Regardless of what the ads suggest, M. Night Shyamalan’s “Signs” has little to do with crop circles. Instead, the film’s really about immeasurable loss, mass paranoia, challenges to faith and good old-fashioned extraterrestrials.

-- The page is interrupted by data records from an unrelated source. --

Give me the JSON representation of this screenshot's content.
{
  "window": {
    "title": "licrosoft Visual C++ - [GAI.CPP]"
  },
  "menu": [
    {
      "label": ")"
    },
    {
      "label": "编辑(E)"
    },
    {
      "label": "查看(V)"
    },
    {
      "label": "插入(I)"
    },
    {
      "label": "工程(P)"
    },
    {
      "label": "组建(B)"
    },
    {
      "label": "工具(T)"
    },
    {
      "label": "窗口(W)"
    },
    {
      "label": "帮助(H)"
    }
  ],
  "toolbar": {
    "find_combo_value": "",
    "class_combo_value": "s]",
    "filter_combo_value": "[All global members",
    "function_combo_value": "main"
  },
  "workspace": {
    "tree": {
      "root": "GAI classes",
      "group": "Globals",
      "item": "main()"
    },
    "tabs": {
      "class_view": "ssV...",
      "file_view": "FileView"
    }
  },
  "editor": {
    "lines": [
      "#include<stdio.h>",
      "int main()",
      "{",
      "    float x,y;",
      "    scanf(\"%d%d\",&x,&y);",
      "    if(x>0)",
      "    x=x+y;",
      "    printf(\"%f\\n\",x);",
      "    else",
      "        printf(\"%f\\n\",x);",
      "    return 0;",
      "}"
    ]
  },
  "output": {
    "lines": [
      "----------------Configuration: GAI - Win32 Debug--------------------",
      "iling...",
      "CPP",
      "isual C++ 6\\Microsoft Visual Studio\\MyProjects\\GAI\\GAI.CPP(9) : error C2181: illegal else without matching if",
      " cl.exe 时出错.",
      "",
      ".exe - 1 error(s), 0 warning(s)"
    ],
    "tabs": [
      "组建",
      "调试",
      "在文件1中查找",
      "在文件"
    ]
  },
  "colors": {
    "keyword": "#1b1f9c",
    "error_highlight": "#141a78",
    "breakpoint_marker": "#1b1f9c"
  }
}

The crop circles merely point the way to Graham Hess (Mel Gibson), a former pastor and widowed father of two who lost his conviction the night he lost his wife. One morning, Hess discovers elaborate patterns carved into his corn stalks, crop circles that represent the beginning of a global invasion.UFOs start appearing in the skies and rail-thin creatures roam our streets. The visitors’ intent, whether hostile or merely inquisitive, is unclear. But Graham’s not taking any chances, deathly afraid of losing another member of his already reduced clan.The talented Shyamalan wears his influences on his sleeve, from composer James Newton Howard’s Hitchcockian score to the absorbing “Close Encounters” by way of “Amazing Stories” screenplay. The isolated farmhouse setting conjures pangs of claustrophobia mixed with the creature comforts of home. Pace and camera placement help Shyamalan manifest palpable tension from the likeliest locales (a shadowy corn field) as well as some dubious ones (a sun-drenched kitchen).Gibson, meanwhile, continues to mature into challenging paternal roles, drawing on his experience as a father of seven to create lasting portrayals on screen. As he slowly unravels, the film’s tension winds even tighter. Graham falls back on faith to rationalize what’s happening around him. Of course, the answers elude him.Speaking of, the perfect ending still eludes our director, who failed to properly wrap up the spectacular “Unbreakable” and stumbles towards a logical resolution here. The threads are tied, albeit unconvincingly. Fortunately, the primary special effect at work here remains your vivid imagination, and you’re in luck if you remember to bring it along.Grade: BBy Sean O’ConnellJuly 31, 2002